It’s encouraging to see that the dividend is covered by both profit and cash flow. This generally suggests the dividend is sustainable, as long as earnings don’t drop precipitously.
Have Earnings And Dividends Been Growing?
Businesses with strong growth prospects usually make the best dividend payers, because it’s easier to grow dividends when earnings per share are improving. If earnings fall far enough, the company could be forced to cut its dividend. With that in mind, we’re encouraged by the steady growth at National Retail Properties, with earnings per share up 6.9% on average over the last five years. Decent historical earnings per share growth suggests National Retail Properties has been effectively growing value for shareholders. However, it’s now paying out more than half its earnings as dividends. If management lifts the payout ratio further, we’d take this as a tacit signal that the company’s growth prospects are slowing.
The main way most investors will assess a company’s dividend prospects is by checking the historical rate of dividend growth. National Retail Properties has delivered 3.2% dividend growth per year on average over the past 10 years. It’s encouraging to see the company lifting dividends while earnings are growing, suggesting at least some corporate interest in rewarding shareholders.
The Bottom Line
From a dividend perspective, should investors buy or avoid National Retail Properties? Earnings per share have been growing modestly and National Retail Properties paid out a bit over half of its earnings and free cash flow last year. In summary, while it has some positive characteristics, we’re not inclined to race out and buy National Retail Properties today.

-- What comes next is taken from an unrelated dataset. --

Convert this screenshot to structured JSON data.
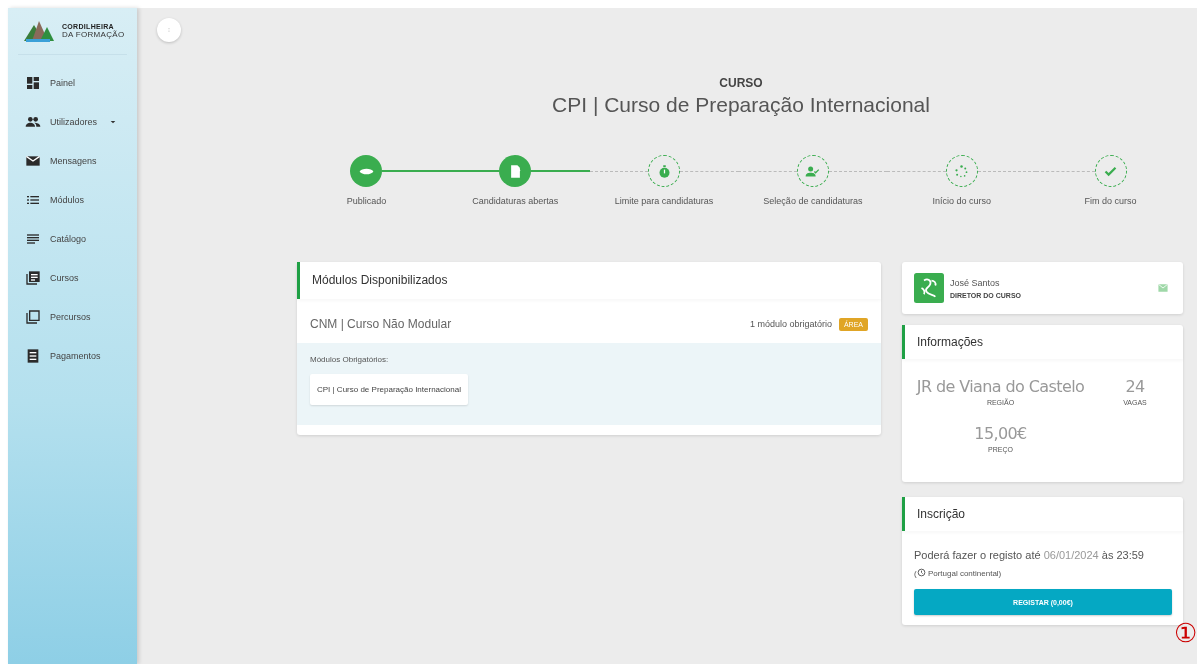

Curious what other investors think of National Retail Properties? See what analysts are forecasting, with this visualisation of its historical and future estimated earnings and cash flow .
A common investment mistake is buying the first interesting stock you see. Here you can find a list of promising dividend stocks with a greater than 2% yield and an upcoming dividend.
We aim to bring you long-term focused research analysis driven by fundamental data. Note that our analysis may not factor in the latest price-sensitive company announcements or qualitative material.
If you spot an error that warrants correction, please contact the editor at email@example.com. This article by Simply Wall St is general in nature. It does not constitute a recommendation to buy or sell any stock, and does not take account of your objectives, or your financial situation. Simply Wall St has no position in the stocks mentioned. Thank you for reading.